*What to do*
The records appear below. Copy each one exactly.
Segment Open
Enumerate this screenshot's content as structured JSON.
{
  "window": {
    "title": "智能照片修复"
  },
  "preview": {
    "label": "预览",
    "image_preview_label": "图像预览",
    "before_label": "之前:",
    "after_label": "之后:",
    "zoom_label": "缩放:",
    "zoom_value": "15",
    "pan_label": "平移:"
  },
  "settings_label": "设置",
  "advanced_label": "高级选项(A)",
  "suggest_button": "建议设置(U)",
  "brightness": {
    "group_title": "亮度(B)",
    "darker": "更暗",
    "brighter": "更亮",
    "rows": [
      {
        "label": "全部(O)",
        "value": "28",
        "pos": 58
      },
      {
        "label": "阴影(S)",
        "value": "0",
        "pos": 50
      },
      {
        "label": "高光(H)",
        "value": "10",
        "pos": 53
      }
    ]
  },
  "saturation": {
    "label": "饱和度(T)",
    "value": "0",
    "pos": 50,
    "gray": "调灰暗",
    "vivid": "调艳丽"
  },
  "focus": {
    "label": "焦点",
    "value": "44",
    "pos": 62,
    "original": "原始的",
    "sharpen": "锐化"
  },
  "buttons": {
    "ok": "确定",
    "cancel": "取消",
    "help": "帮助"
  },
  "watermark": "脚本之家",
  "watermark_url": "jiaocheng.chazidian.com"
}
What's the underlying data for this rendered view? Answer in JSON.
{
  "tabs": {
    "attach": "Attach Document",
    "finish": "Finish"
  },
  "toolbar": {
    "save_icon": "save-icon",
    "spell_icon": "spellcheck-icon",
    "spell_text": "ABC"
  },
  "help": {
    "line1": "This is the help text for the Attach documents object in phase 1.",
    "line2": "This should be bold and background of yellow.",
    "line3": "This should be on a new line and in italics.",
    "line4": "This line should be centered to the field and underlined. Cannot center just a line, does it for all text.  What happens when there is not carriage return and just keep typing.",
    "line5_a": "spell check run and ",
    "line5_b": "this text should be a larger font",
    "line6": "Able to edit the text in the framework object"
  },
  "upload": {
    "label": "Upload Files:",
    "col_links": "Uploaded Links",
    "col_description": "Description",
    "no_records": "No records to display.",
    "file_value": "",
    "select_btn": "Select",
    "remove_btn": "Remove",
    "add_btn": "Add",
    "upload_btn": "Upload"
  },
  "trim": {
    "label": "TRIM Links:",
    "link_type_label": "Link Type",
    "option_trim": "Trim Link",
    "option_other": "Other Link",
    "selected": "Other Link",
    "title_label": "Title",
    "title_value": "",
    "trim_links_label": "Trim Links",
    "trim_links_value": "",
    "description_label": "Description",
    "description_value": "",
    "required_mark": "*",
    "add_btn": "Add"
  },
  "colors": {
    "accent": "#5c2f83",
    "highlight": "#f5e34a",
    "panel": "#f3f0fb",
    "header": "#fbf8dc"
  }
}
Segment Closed
*Finished exercise*
Enumerate this screenshot's content as structured JSON.
{
  "window": {
    "title": "智能照片修复"
  },
  "preview": {
    "label": "预览",
    "image_preview_label": "图像预览",
    "before_label": "之前:",
    "after_label": "之后:",
    "zoom_label": "缩放:",
    "zoom_value": "15",
    "pan_label": "平移:"
  },
  "settings_label": "设置",
  "advanced_label": "高级选项(A)",
  "suggest_button": "建议设置(U)",
  "brightness": {
    "group_title": "亮度(B)",
    "darker": "更暗",
    "brighter": "更亮",
    "rows": [
      {
        "label": "全部(O)",
        "value": "28",
        "pos": 58
      },
      {
        "label": "阴影(S)",
        "value": "0",
        "pos": 50
      },
      {
        "label": "高光(H)",
        "value": "10",
        "pos": 53
      }
    ]
  },
  "saturation": {
    "label": "饱和度(T)",
    "value": "0",
    "pos": 50,
    "gray": "调灰暗",
    "vivid": "调艳丽"
  },
  "focus": {
    "label": "焦点",
    "value": "44",
    "pos": 62,
    "original": "原始的",
    "sharpen": "锐化"
  },
  "buttons": {
    "ok": "确定",
    "cancel": "取消",
    "help": "帮助"
  },
  "watermark": "脚本之家",
  "watermark_url": "jiaocheng.chazidian.com"
}
What's the underlying data for this rendered view? Answer in JSON.
{
  "tabs": {
    "attach": "Attach Document",
    "finish": "Finish"
  },
  "toolbar": {
    "save_icon": "save-icon",
    "spell_icon": "spellcheck-icon",
    "spell_text": "ABC"
  },
  "help": {
    "line1": "This is the help text for the Attach documents object in phase 1.",
    "line2": "This should be bold and background of yellow.",
    "line3": "This should be on a new line and in italics.",
    "line4": "This line should be centered to the field and underlined. Cannot center just a line, does it for all text.  What happens when there is not carriage return and just keep typing.",
    "line5_a": "spell check run and ",
    "line5_b": "this text should be a larger font",
    "line6": "Able to edit the text in the framework object"
  },
  "upload": {
    "label": "Upload Files:",
    "col_links": "Uploaded Links",
    "col_description": "Description",
    "no_records": "No records to display.",
    "file_value": "",
    "select_btn": "Select",
    "remove_btn": "Remove",
    "add_btn": "Add",
    "upload_btn": "Upload"
  },
  "trim": {
    "label": "TRIM Links:",
    "link_type_label": "Link Type",
    "option_trim": "Trim Link",
    "option_other": "Other Link",
    "selected": "Other Link",
    "title_label": "Title",
    "title_value": "",
    "trim_links_label": "Trim Links",
    "trim_links_value": "",
    "description_label": "Description",
    "description_value": "",
    "required_mark": "*",
    "add_btn": "Add"
  },
  "colors": {
    "accent": "#5c2f83",
    "highlight": "#f5e34a",
    "panel": "#f3f0fb",
    "header": "#fbf8dc"
  }
}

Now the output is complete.